▶ **Record extracts**
=-=-=-=-=

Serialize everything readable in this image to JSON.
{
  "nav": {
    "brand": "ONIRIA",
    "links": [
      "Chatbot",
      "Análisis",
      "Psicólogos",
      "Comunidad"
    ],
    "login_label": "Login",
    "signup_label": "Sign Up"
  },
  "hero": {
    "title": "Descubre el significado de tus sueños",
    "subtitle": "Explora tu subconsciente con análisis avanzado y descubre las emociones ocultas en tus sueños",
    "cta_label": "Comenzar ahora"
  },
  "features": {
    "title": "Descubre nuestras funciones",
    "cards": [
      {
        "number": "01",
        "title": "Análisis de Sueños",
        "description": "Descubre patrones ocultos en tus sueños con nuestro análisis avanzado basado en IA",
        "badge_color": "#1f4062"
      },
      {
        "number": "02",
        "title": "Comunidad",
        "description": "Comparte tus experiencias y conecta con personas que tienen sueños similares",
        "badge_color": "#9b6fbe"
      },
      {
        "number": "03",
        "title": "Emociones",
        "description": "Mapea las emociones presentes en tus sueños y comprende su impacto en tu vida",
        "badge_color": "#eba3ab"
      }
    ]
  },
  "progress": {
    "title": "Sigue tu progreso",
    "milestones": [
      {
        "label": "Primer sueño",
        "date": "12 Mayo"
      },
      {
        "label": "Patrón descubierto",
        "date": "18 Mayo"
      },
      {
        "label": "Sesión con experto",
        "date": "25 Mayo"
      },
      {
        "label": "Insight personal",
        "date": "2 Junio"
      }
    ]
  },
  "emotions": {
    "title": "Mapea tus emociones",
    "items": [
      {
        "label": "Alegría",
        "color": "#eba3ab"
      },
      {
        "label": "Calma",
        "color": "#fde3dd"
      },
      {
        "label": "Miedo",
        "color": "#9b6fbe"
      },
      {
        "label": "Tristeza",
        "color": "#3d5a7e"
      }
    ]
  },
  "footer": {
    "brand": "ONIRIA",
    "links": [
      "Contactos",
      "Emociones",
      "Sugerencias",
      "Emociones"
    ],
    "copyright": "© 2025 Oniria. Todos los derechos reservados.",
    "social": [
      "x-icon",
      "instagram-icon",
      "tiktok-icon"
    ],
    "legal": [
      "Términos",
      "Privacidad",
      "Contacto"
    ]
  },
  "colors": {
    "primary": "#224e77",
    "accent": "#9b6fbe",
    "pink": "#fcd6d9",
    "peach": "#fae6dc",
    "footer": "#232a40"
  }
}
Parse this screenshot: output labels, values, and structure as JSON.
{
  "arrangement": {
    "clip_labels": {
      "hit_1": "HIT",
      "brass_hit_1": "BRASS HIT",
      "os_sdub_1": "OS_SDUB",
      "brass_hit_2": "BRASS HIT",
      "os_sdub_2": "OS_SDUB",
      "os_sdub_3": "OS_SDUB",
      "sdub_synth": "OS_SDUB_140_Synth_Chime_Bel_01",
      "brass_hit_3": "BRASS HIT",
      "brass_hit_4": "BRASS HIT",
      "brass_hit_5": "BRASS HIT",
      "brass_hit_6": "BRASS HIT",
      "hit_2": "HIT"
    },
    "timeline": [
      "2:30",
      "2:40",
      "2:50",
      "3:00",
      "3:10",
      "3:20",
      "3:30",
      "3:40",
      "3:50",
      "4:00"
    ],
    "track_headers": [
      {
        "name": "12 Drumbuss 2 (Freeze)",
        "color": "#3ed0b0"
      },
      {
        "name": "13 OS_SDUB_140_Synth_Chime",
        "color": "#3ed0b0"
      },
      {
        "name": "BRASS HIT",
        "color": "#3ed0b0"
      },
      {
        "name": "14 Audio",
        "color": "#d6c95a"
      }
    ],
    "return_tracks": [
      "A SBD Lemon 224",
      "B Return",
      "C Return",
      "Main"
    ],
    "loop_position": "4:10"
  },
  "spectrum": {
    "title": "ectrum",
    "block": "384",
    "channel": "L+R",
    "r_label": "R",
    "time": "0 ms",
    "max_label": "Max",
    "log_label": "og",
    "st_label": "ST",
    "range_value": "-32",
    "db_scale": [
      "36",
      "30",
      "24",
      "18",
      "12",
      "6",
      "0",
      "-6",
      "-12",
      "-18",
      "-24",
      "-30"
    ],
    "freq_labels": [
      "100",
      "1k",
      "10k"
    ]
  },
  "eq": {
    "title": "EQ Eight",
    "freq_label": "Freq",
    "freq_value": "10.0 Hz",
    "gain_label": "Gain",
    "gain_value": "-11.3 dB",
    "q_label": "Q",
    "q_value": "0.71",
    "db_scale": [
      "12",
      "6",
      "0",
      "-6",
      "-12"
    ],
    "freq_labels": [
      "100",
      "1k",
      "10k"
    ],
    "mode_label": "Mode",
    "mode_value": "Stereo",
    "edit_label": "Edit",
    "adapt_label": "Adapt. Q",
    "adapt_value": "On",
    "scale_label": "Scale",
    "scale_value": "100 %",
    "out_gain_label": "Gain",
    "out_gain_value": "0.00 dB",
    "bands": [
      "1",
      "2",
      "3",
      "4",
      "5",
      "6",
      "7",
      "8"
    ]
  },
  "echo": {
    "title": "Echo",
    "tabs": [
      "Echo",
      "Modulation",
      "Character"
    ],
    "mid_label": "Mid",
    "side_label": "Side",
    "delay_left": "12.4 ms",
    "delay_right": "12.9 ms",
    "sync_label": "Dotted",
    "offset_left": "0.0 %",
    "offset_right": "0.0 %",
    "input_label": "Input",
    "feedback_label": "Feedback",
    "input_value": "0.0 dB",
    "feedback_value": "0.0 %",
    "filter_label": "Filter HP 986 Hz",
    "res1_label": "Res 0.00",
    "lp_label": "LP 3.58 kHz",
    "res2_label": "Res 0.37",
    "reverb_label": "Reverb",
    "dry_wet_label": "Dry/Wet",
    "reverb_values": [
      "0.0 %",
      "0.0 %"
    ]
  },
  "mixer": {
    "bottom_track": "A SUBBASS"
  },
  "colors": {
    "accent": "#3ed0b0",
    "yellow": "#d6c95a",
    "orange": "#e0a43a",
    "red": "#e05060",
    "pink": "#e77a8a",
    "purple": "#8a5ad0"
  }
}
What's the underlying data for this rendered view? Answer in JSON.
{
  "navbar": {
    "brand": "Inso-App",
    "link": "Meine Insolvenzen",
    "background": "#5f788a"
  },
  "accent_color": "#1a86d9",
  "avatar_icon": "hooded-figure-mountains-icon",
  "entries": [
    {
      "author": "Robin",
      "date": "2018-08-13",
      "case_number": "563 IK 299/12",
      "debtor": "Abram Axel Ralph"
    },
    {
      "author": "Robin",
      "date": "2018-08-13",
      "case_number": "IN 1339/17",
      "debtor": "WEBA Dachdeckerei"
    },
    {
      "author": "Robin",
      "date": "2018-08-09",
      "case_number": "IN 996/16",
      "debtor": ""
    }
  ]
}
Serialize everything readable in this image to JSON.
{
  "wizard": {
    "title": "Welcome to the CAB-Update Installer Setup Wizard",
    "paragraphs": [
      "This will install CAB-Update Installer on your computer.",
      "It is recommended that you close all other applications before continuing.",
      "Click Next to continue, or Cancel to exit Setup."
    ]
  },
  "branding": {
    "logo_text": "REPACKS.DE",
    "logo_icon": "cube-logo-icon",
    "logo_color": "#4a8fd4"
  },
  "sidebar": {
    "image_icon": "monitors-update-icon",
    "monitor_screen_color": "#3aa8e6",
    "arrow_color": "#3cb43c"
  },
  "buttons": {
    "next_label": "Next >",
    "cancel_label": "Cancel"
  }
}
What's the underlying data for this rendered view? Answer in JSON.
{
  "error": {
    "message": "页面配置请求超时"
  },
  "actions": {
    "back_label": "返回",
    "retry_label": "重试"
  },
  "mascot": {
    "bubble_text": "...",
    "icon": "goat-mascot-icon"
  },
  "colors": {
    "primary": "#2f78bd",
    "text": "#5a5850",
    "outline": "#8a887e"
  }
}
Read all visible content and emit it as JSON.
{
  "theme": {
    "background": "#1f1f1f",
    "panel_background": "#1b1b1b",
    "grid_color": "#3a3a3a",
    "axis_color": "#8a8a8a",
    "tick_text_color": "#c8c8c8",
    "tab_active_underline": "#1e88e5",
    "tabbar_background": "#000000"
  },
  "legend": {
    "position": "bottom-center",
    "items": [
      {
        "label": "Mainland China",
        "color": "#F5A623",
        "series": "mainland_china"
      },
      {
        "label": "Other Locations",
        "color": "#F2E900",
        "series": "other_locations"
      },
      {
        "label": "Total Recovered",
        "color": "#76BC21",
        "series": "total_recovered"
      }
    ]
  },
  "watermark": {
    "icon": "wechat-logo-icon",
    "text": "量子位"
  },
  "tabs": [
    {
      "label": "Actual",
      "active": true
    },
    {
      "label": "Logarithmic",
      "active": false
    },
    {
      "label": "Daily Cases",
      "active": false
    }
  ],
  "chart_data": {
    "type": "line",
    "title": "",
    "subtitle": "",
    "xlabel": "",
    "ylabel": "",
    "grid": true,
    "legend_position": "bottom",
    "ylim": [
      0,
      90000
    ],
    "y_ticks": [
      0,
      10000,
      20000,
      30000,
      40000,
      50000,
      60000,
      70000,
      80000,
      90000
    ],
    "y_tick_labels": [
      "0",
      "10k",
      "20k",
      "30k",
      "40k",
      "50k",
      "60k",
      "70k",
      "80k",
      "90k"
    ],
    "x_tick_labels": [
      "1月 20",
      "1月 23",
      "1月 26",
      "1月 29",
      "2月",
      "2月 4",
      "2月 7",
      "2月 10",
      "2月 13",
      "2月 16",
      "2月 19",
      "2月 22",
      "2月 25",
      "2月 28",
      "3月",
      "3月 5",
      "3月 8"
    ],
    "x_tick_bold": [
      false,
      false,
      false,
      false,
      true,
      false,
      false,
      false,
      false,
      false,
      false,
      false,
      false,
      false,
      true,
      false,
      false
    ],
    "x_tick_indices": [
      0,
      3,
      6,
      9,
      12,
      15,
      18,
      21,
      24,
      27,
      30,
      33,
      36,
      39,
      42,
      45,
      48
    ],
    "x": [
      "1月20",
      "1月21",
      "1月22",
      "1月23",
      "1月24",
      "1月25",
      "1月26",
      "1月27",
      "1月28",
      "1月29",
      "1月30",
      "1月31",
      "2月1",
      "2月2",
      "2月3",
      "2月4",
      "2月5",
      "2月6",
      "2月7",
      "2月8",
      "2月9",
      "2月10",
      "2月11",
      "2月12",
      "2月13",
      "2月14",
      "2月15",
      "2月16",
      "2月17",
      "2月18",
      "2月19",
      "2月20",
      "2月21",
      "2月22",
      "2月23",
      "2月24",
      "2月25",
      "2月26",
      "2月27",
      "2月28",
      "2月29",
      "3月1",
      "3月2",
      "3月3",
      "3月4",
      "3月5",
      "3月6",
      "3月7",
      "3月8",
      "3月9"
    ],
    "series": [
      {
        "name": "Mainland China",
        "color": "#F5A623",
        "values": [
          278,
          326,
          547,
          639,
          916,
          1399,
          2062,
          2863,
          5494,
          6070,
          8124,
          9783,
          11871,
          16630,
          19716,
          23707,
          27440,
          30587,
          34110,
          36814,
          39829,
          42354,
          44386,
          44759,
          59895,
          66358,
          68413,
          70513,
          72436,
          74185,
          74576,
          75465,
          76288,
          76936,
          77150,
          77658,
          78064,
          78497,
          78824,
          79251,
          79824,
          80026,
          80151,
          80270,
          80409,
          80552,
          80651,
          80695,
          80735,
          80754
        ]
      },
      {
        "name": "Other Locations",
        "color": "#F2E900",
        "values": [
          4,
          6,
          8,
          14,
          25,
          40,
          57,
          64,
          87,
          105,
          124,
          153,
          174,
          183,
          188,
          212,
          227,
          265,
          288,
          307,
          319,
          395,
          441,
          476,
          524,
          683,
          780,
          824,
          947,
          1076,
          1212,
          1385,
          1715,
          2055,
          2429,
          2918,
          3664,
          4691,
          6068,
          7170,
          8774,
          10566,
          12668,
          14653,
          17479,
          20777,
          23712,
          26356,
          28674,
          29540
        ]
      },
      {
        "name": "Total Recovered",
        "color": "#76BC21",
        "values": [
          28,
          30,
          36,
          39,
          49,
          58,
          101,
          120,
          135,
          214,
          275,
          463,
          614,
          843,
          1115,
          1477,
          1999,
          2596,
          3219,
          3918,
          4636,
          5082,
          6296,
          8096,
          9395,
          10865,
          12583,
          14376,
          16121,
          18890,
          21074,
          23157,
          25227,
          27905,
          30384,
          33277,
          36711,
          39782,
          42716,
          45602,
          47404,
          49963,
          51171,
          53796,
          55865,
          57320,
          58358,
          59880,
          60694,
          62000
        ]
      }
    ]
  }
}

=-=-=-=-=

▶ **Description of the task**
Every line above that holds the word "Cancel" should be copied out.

▶ **Output of the task**
      "Click Next to continue, or Cancel to exit Setup."
    "cancel_label": "Cancel"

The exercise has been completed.